↓
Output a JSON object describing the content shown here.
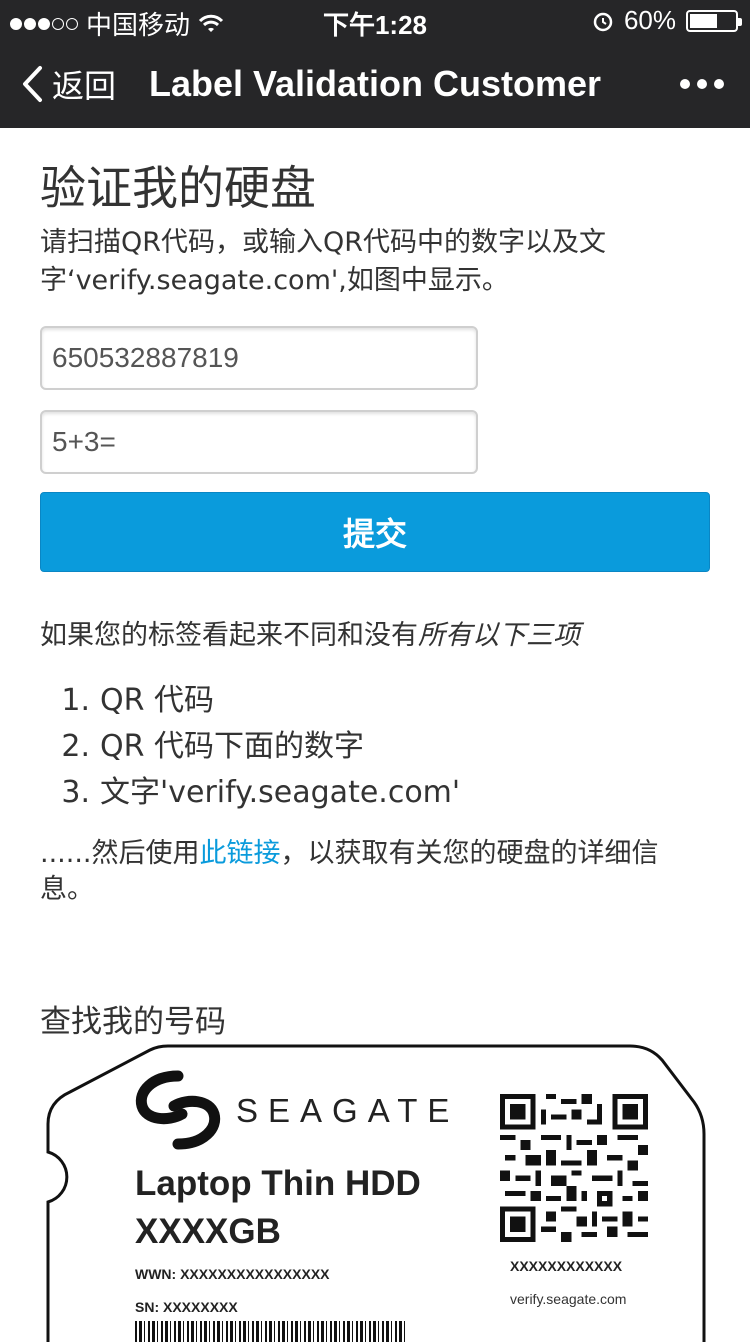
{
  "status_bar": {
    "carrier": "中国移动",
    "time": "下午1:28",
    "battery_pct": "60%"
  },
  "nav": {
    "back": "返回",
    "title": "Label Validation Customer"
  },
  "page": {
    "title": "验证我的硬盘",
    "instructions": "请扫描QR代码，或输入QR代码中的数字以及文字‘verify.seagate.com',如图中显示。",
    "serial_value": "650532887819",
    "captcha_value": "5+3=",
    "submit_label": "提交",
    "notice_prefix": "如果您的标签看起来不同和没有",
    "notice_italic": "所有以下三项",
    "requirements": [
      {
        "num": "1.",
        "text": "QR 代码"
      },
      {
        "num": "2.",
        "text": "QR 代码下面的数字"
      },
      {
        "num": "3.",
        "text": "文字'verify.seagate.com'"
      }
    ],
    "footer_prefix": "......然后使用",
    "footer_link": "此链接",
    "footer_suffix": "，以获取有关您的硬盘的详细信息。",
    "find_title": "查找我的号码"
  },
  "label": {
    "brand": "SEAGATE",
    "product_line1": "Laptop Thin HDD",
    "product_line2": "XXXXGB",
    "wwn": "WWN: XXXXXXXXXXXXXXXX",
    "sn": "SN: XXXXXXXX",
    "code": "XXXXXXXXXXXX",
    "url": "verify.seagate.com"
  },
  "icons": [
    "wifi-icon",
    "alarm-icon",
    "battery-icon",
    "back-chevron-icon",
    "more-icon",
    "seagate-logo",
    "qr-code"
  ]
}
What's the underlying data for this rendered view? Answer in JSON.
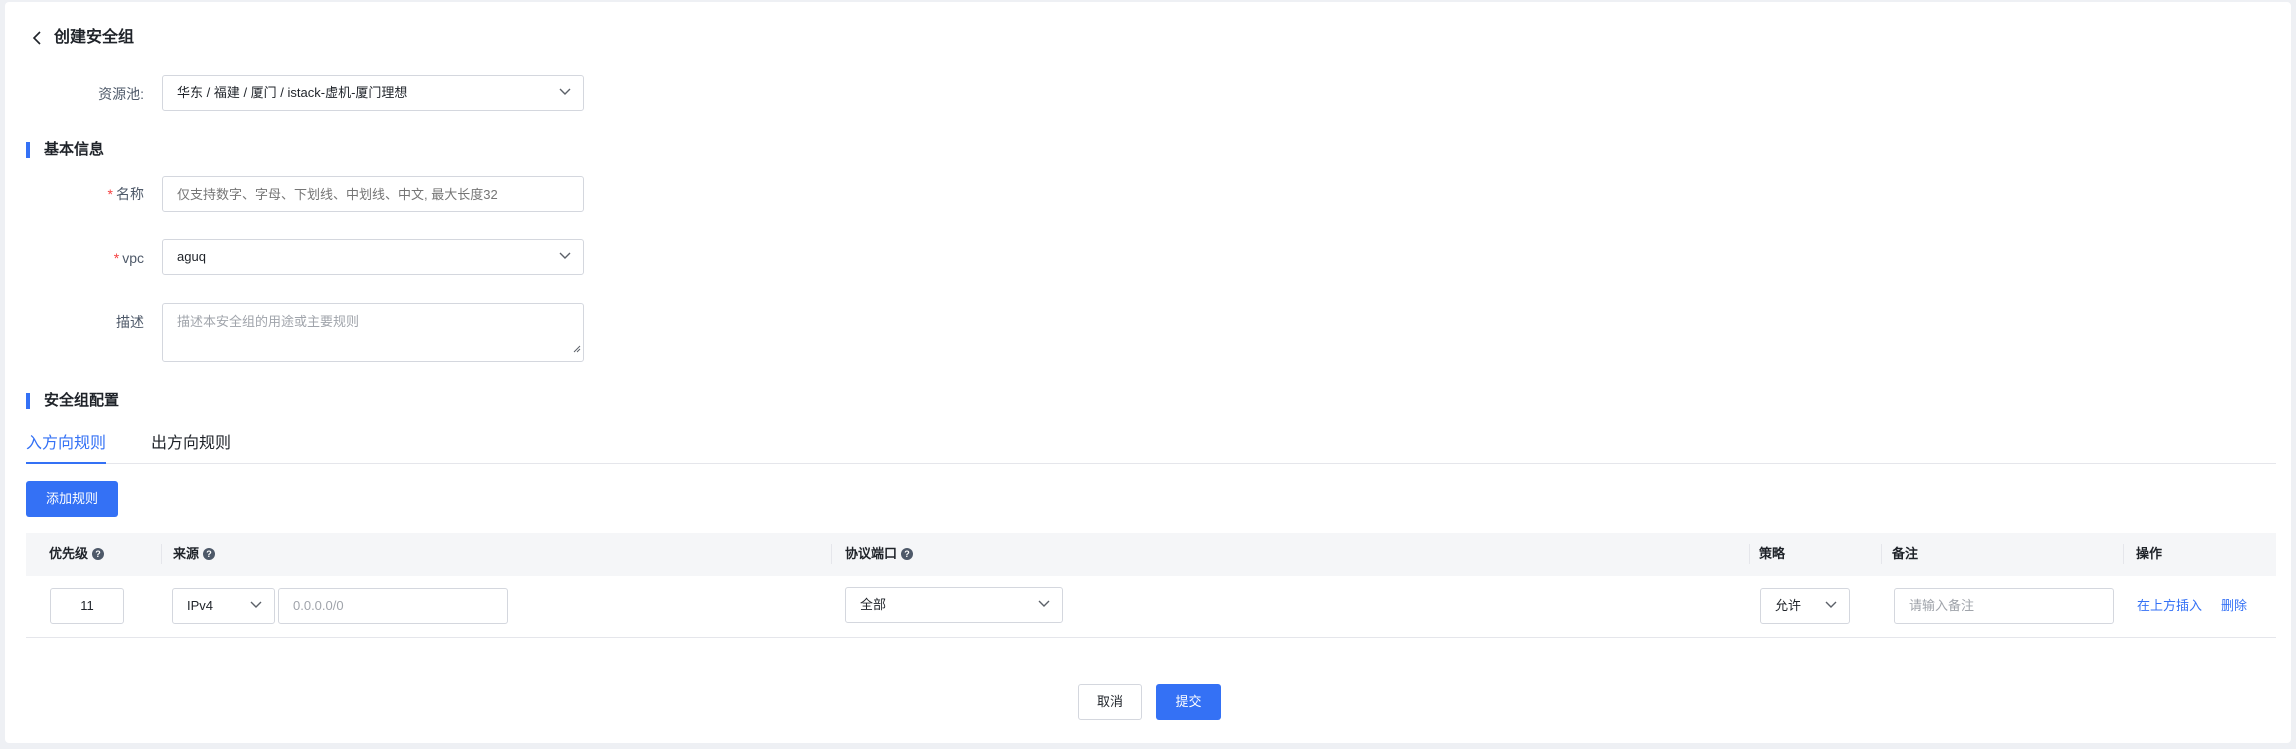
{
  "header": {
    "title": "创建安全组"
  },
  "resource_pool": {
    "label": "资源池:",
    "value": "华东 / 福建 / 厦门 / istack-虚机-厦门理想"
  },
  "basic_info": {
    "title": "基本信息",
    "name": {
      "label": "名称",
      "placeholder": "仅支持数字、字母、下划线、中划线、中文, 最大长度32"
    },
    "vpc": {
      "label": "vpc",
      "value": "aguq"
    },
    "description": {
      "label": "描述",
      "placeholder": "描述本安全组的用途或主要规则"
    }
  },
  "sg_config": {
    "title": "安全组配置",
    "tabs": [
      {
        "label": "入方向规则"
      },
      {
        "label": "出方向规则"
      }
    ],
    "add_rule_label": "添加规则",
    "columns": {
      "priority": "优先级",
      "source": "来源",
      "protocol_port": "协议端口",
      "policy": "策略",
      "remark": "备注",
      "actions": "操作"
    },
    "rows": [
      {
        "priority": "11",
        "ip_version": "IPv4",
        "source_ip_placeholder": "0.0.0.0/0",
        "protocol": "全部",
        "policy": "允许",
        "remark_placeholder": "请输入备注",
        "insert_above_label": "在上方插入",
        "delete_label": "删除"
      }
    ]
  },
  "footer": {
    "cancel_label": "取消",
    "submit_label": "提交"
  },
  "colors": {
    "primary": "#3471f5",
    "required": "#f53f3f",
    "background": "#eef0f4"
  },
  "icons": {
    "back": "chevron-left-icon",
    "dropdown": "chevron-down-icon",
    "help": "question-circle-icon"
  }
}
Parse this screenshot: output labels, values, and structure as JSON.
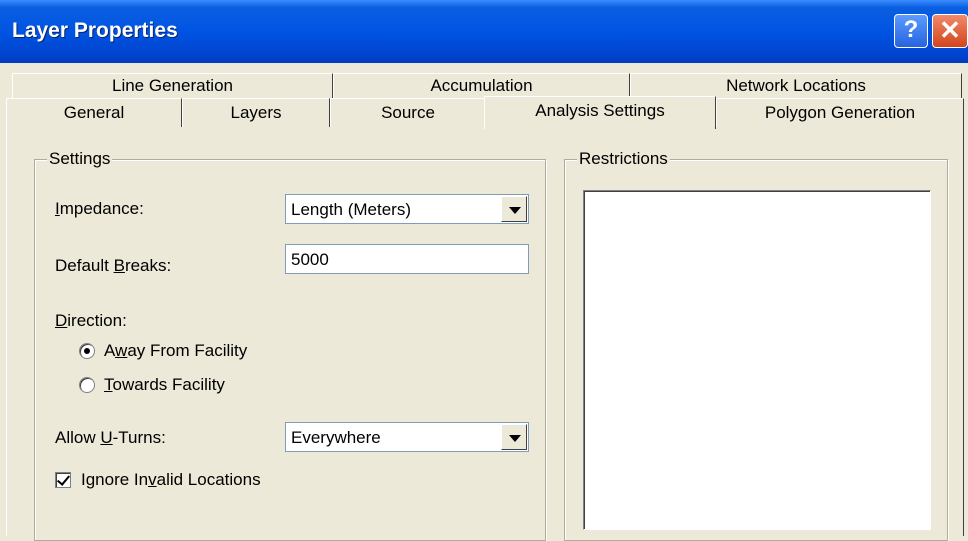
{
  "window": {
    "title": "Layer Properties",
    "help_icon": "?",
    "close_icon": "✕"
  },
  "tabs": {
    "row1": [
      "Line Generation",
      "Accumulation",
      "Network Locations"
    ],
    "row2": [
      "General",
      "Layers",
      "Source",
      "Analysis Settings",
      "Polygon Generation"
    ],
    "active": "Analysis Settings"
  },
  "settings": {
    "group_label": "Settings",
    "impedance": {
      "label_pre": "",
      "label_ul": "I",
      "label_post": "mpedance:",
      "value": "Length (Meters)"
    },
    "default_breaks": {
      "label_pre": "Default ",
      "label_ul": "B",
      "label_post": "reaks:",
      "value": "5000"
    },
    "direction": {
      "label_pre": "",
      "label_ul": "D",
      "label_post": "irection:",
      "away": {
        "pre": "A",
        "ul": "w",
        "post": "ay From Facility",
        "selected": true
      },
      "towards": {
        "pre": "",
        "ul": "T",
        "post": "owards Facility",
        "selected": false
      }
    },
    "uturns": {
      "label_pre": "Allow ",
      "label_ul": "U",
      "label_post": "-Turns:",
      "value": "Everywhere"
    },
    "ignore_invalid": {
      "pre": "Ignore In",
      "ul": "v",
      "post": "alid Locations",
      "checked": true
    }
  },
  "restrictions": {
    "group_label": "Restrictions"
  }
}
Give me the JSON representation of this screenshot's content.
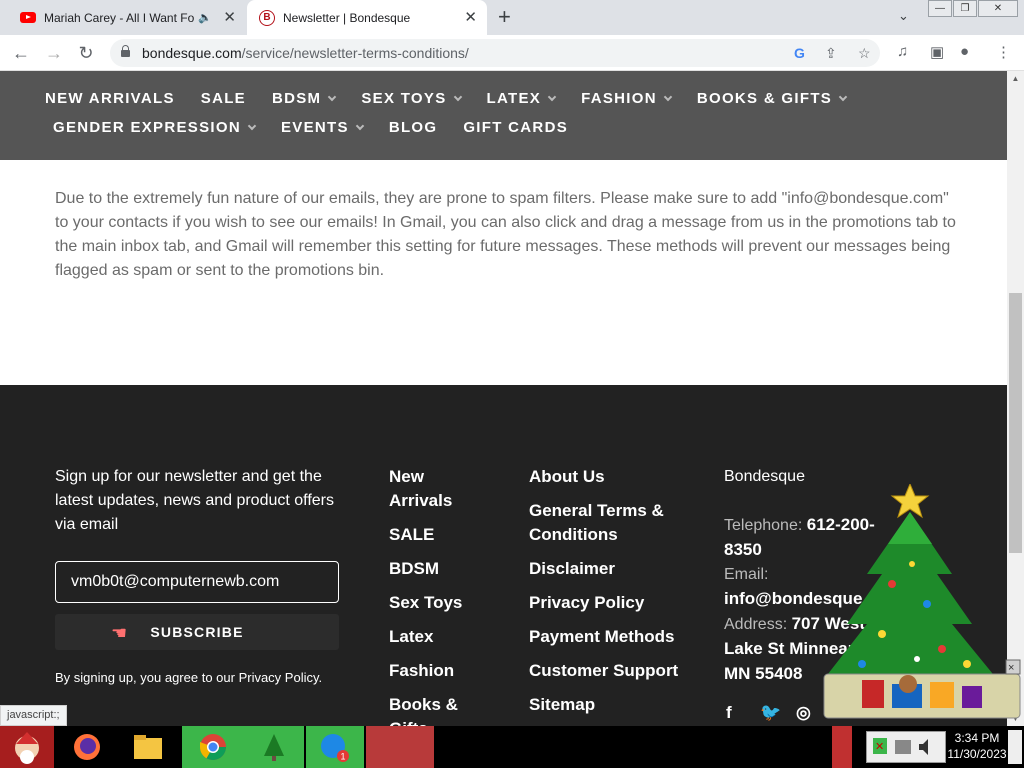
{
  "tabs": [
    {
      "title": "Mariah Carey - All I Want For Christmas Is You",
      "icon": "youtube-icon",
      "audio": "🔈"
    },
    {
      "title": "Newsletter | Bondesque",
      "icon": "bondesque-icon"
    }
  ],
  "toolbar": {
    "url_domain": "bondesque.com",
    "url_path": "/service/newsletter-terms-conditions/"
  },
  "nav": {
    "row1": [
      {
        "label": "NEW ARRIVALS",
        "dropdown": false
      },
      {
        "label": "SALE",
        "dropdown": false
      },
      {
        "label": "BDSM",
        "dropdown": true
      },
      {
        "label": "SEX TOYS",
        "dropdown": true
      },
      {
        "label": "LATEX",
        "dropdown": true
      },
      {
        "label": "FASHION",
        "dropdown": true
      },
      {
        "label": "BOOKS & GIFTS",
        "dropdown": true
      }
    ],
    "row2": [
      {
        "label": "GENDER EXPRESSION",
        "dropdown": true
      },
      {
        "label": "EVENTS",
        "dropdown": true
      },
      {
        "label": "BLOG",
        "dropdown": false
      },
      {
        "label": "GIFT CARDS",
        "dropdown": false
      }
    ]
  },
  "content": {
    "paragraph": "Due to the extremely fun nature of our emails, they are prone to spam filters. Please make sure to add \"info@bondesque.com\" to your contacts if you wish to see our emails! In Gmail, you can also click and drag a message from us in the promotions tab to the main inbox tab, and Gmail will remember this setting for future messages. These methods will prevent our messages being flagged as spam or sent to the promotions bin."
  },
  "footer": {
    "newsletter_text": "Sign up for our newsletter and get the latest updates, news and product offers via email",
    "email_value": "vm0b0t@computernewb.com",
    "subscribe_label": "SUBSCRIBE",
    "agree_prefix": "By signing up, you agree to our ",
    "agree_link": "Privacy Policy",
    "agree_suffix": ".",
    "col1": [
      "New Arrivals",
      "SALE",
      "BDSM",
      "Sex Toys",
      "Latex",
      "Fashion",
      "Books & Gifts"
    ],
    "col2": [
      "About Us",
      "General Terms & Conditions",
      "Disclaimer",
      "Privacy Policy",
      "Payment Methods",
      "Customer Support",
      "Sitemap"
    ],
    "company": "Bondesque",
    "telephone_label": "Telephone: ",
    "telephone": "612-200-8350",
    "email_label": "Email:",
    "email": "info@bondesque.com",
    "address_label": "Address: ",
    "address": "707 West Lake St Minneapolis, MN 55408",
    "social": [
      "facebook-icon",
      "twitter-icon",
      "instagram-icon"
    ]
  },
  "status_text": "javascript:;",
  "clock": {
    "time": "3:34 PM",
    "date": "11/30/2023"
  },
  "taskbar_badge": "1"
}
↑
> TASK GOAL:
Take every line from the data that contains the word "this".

> WRITTEN RESPONSE:
What's the underlying data for this rendered view? Answer in JSON.
Parse this screenshot: output labels, values, and structure as JSON.
Give me the JSON representation of this screenshot's content.
    "paragraph": "Due to the extremely fun nature of our emails, they are prone to spam filters. Please make sure to add \"info@bondesque.com\" to your contacts if you wish to see our emails! In Gmail, you can also click and drag a message from us in the promotions tab to the main inbox tab, and Gmail will remember this setting for future messages. These methods will prevent our messages being flagged as spam or sent to the promotions bin."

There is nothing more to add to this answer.